** DATA SHOWN **

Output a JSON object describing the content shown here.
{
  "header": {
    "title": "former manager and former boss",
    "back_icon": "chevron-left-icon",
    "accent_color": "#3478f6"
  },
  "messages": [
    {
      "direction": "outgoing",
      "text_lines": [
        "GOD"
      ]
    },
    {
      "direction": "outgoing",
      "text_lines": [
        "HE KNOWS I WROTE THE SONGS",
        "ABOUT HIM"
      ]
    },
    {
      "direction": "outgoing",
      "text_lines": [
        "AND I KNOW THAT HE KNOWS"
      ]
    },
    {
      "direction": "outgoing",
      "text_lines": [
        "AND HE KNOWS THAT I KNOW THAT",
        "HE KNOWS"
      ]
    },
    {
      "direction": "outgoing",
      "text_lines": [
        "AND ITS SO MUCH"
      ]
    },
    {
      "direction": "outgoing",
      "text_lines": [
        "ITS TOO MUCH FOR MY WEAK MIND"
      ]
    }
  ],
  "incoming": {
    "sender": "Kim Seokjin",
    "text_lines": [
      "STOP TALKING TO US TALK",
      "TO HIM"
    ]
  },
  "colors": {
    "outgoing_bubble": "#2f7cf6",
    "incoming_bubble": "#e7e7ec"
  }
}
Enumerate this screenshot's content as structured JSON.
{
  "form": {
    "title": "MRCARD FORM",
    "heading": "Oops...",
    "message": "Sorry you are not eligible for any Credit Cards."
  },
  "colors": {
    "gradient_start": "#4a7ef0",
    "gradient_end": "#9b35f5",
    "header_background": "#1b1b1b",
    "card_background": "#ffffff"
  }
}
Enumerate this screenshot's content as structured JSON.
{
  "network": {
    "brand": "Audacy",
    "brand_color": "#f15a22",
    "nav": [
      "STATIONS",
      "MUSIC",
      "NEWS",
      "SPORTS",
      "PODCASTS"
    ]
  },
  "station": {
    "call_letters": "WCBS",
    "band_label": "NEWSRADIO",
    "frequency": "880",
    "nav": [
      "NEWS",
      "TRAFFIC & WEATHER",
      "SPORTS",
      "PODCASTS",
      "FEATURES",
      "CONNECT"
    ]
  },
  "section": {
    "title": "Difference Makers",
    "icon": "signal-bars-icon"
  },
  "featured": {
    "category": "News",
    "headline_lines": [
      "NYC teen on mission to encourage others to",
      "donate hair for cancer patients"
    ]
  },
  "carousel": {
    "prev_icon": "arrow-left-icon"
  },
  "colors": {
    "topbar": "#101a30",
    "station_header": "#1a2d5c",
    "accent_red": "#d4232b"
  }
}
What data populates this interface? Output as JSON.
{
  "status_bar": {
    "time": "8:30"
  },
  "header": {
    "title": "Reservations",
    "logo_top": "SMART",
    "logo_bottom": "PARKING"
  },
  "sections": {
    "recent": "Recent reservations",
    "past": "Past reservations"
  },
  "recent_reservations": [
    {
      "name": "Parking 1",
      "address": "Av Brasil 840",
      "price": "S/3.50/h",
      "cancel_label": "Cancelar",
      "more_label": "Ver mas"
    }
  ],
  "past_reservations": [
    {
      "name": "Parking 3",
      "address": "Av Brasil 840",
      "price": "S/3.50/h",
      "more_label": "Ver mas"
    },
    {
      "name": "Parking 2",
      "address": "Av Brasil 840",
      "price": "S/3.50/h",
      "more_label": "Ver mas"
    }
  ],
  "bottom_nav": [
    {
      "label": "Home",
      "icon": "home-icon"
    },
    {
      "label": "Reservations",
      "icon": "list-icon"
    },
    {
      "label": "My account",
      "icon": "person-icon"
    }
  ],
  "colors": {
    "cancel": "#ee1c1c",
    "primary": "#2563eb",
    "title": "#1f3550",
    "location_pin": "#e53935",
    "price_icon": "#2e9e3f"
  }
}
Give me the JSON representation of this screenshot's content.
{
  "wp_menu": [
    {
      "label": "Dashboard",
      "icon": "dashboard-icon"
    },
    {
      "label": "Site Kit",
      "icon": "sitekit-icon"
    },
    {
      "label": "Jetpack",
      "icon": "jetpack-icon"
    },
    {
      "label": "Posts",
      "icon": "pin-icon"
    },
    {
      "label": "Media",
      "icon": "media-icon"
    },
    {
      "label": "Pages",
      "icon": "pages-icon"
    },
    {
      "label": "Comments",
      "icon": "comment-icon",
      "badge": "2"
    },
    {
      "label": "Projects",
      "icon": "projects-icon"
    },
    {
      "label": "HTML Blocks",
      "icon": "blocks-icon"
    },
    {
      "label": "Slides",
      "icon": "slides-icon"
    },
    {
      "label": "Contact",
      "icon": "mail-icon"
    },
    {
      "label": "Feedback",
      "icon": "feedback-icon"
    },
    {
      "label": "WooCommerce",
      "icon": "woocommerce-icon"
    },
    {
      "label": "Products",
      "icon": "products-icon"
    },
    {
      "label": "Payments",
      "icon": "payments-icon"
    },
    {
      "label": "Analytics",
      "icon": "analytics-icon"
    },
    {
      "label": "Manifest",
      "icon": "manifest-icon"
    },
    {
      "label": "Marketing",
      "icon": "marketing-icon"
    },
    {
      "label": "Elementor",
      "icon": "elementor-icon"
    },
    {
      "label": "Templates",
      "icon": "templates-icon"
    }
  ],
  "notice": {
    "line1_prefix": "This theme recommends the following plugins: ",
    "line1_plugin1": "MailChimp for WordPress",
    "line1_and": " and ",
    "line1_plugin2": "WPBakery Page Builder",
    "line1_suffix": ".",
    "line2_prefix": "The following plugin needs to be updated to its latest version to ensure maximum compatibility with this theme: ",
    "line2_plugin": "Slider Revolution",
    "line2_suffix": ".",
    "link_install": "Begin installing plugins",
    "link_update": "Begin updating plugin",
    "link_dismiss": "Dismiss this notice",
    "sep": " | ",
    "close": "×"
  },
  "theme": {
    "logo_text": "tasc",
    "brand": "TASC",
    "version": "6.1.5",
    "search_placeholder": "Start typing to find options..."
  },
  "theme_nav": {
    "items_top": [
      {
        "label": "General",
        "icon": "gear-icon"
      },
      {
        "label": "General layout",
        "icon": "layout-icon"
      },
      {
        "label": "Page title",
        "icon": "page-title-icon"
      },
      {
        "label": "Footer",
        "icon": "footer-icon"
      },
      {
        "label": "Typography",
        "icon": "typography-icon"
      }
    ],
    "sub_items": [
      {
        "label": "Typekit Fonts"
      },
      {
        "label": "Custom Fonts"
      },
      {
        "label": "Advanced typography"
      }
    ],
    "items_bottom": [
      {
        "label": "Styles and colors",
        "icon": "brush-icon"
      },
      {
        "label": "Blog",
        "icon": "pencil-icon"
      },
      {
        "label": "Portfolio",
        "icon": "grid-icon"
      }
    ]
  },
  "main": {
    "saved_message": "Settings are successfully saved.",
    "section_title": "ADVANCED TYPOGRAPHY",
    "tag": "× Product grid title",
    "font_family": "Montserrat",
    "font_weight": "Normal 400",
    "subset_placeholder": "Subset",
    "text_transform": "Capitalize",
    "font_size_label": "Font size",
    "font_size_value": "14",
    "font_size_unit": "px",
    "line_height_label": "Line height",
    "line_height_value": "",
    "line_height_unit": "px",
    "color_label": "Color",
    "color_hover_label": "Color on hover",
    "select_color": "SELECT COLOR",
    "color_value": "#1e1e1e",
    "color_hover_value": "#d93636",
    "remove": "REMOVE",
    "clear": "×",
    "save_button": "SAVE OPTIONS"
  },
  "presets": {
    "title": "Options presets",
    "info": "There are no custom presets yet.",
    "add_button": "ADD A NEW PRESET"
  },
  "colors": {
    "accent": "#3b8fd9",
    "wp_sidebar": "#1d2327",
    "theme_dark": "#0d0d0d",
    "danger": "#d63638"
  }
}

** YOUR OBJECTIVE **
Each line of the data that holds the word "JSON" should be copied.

** ANSWER TO THIS TASK **
Output a JSON object describing the content shown here.
Enumerate this screenshot's content as structured JSON.
Enumerate this screenshot's content as structured JSON.
What data populates this interface? Output as JSON.
Give me the JSON representation of this screenshot's content.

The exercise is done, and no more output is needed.